I studied at USTC as an undergraduate, where Fang’s name remains a badge of forbidden pride. I received my Ph.D. in physics from the University of Chicago, where Yang’s and Lee’s portraits hang in the hallways. I chose to stay in the U.S. after graduation, because since the first taste of freedom, I cannot imagine life without it. Many of my colleagues and former classmates have accepted positions in China, at a time when the Chinese government is accelerating its investment in science and technology, aggressively pursuing foreign-trained talent, and tightening its authoritarian grip both at home and abroad.
No one says a country needs to become a liberal democracy before developing its science, and no political system is immune to abuses of technology. When science is primarily funded by the state, what is a scientist’s civic duty, to the profession, to one’s country, and to fundamental values? When these three inevitably come into conflict, which should be undermined for the fulfillment of the other?

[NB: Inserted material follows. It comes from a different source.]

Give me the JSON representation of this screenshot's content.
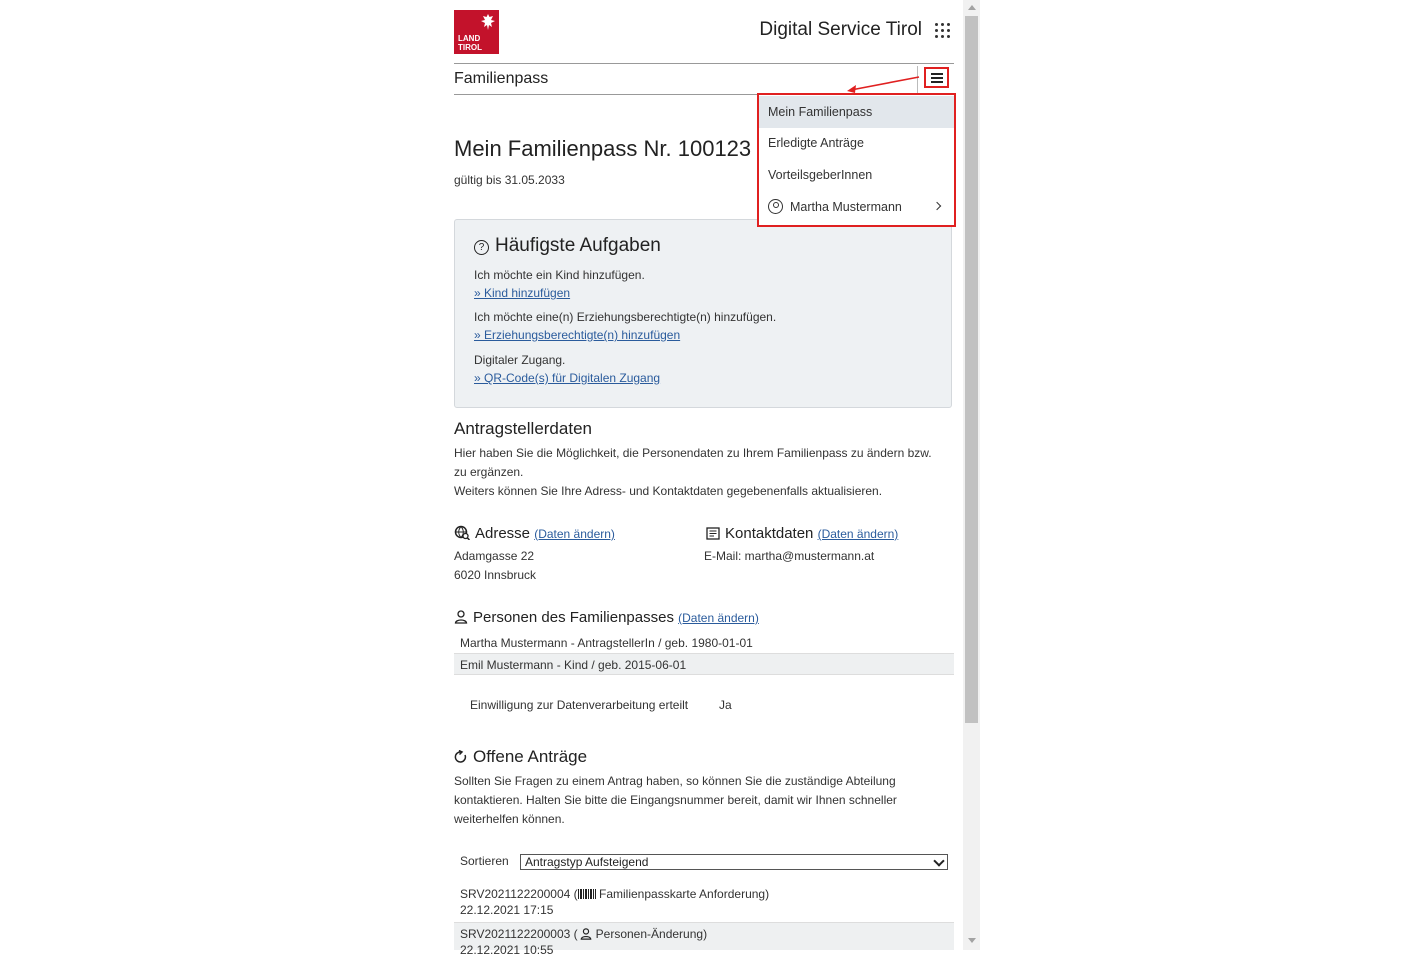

I watched the film again when it became available on Netflix earlier this month. Its 75 minutes was as gorgeous as I had remembered, Salam’s story as sad and agonzing. No amount of rewinding and rewatching brought moral clarity or emotional relief. I felt the pain more acutely this year, the topic hitting even closer to home.
I am not religious, or a member of a mistreated minority in China. My estrangement from my home country is, in a way, entirely of my own making. Political dissent is a path I had never envisioned taking; yet when I started writing critically of the Chinese government’s repressive policies, it was also rooted in the cosmopolitan ideals of my science, and out of an obligation to the land of my birth and the time of my life.
When might I be able to go back to China again, safely? If I do not have an answer to this question, in which country can I live, in whose borders will I die, and in what land should I be buried?
As the final scene in the film rested on Salam’s defaced tombstone, I was reminded of a poem by the Pakistani-Kashmiri-American artist Fatimah Asghar. Since first encountering her words a year ago, I have recited these lines to myself countless times, a reminder of where I came from, and how I must live:
my people my people I can’t be lost
…our names this country’s wood
for the fire my people my people
the long years we’ve survived the long
years yet to come I see you map
my sky the light your lantern long
ahead & I follow I follow
Yangyang Cheng and the Science and China Column will return on the final Wednesday of every month. Last month: